By Richard Arling Marshall
The story is of a young Chahta-Choctaw boy’s odyssey into manhood prior to the European discovery of the Americas. The young man Issi, Deer, lives at Nanih Wayia, the Chahta “Mother Site,” Winston County, Mississippi. Throughout the story, Issi shows a great deal of character as he nears adulthood, mixing the real world with the spirit world.
In a cross-cultural way, the story is a kind of imaginary time travel, where people lived quite differently from us, yet were as human and as loving, having the same feelings and hopes but expressing and achieving them with different thoughts and actions. They are referred as the Oklafihna and the Chito, meaning the Great People. The Oklafihna are a village and community, and a part of the greater collegium of peoples later known as the Chahta. Within the story are brief glimpses of the people, the geographic place, and the environment. The story is a fictional adventure, placed primarily in Mississippi and the adjacent states.

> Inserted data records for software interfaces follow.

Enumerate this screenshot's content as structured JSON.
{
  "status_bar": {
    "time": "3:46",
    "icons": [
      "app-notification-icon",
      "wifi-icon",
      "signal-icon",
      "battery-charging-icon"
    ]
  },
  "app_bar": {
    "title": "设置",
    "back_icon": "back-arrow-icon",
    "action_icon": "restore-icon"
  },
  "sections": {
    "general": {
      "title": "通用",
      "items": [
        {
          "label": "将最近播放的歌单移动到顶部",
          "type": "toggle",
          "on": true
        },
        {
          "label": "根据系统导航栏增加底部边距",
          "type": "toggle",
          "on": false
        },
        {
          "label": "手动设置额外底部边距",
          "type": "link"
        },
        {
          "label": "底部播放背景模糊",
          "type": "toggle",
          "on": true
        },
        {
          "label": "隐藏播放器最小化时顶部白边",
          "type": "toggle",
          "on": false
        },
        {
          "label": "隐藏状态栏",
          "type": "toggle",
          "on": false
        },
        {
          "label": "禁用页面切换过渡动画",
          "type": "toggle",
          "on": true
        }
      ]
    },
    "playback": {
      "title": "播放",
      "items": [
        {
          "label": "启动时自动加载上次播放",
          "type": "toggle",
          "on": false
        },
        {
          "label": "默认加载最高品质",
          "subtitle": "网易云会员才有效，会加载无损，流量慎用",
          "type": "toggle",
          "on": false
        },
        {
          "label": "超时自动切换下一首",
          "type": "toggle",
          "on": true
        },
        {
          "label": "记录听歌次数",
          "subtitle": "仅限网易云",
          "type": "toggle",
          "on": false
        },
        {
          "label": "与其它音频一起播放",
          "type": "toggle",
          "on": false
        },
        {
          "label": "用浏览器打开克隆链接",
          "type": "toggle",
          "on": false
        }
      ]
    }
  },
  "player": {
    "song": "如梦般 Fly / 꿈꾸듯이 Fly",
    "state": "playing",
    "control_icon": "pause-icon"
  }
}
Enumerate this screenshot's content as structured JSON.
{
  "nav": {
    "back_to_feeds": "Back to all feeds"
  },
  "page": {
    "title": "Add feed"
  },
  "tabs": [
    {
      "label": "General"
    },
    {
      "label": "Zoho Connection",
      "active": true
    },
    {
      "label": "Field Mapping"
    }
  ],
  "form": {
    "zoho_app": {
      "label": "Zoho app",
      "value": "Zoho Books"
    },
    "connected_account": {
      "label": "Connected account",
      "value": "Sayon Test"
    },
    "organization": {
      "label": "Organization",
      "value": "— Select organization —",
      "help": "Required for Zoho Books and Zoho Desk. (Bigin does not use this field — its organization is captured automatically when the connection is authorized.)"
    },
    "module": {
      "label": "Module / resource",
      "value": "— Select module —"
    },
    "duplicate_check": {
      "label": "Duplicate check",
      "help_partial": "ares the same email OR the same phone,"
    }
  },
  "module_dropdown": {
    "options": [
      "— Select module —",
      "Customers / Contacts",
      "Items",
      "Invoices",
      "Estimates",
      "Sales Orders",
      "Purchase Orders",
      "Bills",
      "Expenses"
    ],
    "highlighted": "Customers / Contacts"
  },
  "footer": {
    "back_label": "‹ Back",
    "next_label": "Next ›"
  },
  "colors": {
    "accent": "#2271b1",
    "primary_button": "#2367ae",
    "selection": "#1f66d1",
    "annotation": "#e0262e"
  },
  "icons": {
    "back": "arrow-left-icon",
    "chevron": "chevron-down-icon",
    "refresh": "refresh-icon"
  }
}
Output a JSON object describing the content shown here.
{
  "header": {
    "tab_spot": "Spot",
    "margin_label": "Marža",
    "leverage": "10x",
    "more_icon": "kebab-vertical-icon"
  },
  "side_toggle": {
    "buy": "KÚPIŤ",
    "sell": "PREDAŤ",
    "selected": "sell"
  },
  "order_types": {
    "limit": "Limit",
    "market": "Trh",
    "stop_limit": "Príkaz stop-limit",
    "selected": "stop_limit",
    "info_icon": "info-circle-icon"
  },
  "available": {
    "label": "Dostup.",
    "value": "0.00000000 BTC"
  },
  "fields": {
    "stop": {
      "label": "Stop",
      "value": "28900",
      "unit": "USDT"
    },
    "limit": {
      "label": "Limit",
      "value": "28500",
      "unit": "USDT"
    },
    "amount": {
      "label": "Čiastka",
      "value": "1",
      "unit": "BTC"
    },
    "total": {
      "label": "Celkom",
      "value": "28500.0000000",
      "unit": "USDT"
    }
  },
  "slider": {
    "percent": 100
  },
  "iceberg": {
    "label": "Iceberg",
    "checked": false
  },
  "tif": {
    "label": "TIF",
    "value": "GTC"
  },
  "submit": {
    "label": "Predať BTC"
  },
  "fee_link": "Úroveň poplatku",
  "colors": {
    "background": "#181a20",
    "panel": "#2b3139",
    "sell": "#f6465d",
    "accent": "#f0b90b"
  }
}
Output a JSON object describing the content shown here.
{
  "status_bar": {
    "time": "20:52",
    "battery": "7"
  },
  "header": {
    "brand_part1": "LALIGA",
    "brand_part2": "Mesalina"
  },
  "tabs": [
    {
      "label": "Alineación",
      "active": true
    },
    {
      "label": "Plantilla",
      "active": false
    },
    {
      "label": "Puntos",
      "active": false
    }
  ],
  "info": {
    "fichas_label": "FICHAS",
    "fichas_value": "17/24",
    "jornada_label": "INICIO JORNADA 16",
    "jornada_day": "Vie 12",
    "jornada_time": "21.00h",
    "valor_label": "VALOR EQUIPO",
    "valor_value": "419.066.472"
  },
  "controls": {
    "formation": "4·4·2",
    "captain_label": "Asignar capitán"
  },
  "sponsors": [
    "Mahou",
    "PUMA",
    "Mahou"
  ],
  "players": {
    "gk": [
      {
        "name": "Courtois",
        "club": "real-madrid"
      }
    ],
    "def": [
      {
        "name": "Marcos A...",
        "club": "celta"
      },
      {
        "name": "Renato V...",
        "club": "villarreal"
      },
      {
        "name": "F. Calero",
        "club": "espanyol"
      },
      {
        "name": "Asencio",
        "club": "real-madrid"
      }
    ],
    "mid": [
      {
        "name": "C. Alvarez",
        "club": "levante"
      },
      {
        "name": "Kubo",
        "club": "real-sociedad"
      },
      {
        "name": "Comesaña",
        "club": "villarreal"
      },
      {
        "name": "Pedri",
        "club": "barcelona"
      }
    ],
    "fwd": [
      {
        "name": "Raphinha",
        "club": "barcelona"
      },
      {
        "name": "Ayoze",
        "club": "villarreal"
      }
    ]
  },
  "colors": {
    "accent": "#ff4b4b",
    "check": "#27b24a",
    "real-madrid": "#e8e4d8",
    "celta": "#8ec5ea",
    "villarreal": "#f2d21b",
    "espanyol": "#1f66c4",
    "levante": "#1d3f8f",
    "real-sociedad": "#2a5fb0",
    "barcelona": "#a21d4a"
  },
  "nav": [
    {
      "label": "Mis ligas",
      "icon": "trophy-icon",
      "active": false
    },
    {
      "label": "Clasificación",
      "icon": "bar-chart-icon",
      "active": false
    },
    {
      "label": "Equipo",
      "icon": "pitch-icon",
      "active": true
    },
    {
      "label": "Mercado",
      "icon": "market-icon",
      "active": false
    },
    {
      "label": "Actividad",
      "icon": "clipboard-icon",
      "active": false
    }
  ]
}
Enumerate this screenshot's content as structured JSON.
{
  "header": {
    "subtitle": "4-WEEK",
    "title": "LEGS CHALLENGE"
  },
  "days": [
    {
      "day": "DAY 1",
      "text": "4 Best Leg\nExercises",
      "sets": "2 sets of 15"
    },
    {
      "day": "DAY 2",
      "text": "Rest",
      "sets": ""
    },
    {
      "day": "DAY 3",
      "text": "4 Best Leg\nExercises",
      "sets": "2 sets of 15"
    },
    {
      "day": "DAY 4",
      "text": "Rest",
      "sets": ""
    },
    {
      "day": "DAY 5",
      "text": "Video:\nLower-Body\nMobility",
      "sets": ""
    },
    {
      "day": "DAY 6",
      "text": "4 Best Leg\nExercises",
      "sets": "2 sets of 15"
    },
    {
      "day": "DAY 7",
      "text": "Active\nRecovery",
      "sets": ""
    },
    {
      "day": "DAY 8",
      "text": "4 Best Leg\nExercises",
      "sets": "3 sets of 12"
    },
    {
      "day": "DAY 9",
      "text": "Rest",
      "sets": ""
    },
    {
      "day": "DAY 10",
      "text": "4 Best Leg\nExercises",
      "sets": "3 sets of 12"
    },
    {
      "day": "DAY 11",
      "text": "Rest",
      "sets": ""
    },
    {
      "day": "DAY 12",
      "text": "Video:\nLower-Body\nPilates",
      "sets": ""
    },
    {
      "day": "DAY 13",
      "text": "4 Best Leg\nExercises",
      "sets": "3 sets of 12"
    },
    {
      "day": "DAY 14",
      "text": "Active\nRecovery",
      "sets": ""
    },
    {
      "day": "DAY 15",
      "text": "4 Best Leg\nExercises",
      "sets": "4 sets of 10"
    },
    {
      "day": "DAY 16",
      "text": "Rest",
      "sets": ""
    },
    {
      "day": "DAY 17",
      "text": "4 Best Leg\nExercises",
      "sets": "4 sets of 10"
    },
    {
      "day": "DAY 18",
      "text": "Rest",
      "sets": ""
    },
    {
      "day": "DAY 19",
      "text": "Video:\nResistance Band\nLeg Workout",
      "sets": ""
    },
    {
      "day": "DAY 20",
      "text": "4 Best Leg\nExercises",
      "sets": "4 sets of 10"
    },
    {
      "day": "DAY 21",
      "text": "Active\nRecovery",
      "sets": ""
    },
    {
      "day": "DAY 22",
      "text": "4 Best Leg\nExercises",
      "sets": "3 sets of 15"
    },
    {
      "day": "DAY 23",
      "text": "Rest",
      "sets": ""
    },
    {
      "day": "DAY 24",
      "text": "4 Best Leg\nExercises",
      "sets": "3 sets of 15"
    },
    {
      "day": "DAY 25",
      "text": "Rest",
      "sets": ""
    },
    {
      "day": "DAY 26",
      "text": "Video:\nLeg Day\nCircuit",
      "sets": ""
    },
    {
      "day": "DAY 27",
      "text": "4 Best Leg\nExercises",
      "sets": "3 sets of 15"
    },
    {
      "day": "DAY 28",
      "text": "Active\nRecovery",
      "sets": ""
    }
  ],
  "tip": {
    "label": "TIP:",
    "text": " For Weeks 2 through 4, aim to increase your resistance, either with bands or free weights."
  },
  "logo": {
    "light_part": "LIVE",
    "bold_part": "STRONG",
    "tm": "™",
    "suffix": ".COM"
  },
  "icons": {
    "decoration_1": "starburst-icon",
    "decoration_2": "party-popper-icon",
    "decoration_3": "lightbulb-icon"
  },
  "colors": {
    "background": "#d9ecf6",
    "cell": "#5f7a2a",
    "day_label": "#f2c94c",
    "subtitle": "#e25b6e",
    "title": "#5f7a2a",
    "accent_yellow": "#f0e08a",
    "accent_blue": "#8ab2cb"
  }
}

Comments on the ethnographic customs and descriptions of daily living and activities are based upon the written literature, enhanced by the writer’s personal interpretations of the Southeastern United States Indians and their archaeology, and imagination. Many places referenced are actual, though little known. Brief historical comment is made of places when important to the understanding of the story and place. The story hopefully builds a believably real and acceptable construct of Issi’s time, place, and adventure, mixed with the spirit world. Moderate use of Chahta words throughout the story lend authenticity.
About the Author
Richard Arling Marshall has spent more than fifty years as a teacher and archeologist. Born in 1928 in Belen, New Mexico, he grew up in Missouri, graduating with a bachelor’s in art and science and obtained a master’s degree in anthropology from the University of Missouri, Columbia, Missouri.
After 1966 the author was associated with the Department of Sociology and Anthropology and the Cobb Institute of Archaeology, Mississippi State University, as professor of anthropology, and conducted research and salvage archaeology and Cultural Resource Surveys throughout that state. He retired in 1994 as associate professor of anthropology emeritus. The author’s wife is Helen Justine Noe, formerly of Lilbourn, Missouri. Together they have two daughters and five grandchildren.
(2013, Paperback, 568 pages)